Ahmadinejad Invites Sudanese Counterpart to NAM Summit
TEHRAN (FNA)- Iranian President Mahmoud Ahmadinejad invited his Sudanese counterpart Omar Hassan al-Bashir to attend the next summit of the Non-Aligned Movement (NAM) in Tehran this summer.
Iranian Vice-President for International Affairs Ali Saeedlou, who is in Sudan for an official three-day visit, submitted the invitation message from President Ahmadinejad to Bashir.
Late in March 2012, Iranian Foreign Ministry Spokesman Ramin Mehman-Parast told FNA that the 16th meeting of the NAM heads of state would be held in Tehran in summer, and hoped that "the meeting will be held in the best possible manner".
"This meeting is of high importance and member states of the movement have very high capacity to influence political and international developments," he added.
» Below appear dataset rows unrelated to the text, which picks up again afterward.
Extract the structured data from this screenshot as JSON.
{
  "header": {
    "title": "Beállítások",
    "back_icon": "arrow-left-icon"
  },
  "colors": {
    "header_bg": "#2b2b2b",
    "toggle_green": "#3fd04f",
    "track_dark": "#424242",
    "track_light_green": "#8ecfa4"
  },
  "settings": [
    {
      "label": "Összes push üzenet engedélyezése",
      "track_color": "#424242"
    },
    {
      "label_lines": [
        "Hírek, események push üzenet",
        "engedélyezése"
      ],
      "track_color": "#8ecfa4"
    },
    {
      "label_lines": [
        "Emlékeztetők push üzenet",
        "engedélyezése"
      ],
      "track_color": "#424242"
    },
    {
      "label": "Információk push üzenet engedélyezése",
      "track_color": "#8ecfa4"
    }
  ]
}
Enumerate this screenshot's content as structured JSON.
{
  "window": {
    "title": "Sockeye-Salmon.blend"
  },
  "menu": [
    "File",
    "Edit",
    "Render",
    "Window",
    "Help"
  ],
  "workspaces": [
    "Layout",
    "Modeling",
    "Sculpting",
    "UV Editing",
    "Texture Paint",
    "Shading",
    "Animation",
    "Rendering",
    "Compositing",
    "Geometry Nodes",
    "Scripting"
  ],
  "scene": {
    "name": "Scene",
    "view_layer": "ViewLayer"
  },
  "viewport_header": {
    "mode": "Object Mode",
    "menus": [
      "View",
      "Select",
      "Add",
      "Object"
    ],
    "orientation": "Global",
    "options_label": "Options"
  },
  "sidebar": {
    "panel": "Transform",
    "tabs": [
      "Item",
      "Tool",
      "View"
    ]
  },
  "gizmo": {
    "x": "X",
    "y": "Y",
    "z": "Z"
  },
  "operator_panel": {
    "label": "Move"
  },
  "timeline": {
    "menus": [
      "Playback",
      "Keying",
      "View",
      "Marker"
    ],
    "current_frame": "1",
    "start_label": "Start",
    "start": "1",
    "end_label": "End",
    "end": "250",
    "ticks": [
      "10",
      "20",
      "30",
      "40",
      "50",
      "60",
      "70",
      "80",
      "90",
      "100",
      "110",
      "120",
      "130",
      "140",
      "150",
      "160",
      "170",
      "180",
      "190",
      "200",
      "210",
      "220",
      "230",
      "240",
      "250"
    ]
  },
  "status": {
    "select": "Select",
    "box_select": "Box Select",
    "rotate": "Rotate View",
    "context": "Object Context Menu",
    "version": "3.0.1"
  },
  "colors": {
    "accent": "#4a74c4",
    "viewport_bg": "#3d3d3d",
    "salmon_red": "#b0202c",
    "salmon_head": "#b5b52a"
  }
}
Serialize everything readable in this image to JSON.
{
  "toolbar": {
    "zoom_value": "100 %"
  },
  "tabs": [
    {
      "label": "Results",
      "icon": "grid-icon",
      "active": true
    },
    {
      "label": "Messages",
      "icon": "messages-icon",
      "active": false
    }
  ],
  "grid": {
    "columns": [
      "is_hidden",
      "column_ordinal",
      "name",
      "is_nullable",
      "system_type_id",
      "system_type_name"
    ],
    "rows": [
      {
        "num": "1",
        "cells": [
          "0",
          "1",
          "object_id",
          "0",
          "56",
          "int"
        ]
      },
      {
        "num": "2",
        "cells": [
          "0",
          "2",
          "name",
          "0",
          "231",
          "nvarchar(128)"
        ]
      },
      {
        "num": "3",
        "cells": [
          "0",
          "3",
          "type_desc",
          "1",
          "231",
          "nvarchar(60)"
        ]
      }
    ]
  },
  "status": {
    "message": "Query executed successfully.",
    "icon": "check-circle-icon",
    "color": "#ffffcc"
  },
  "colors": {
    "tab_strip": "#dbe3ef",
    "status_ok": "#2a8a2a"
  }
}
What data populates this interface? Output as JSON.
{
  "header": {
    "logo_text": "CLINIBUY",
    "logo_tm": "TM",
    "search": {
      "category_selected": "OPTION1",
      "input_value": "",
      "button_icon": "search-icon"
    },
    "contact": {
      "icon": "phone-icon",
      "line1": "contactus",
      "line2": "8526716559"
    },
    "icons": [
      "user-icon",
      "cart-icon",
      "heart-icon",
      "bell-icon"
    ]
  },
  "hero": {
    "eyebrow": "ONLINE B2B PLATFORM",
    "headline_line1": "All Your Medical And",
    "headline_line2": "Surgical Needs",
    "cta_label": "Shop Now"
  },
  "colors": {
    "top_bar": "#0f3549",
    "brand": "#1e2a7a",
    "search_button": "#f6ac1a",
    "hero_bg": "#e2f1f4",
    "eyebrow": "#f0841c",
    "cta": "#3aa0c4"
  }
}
The spokesman added that participation of NAM leaders in the Tehran meeting could result in positive decisions on various political issues.
Iran has the rotating presidency of the Movement for three years.
NAM, which has 118 member states, is an international organization of states considering themselves not formally aligned with or against any major power bloc. NAM is the largest grouping of countries outside of the United Nations.
NAM member states represent nearly two-thirds of the United Nations' members and comprise 55% of the world population, particularly countries considered to be developing or part of the Third World.
The movement is largely the brainchild of India's first Prime Minister Jawaharlal Nehru, former President of Egypt Jamal Abdul Nasser, and former Yugoslav President Josip Broz Tito.
It was founded in April 1955 and has 118 members. The purpose of the organization as stated in the Havana Declaration of 1979 is to ensure "the national independence, sovereignty, territorial integrity and security of non-aligned countries" in their "struggle against imperialism, colonialism, neo-colonialism, racism, and all forms of foreign aggression, occupation, domination, interference or hegemony as well as against great power and bloc politics."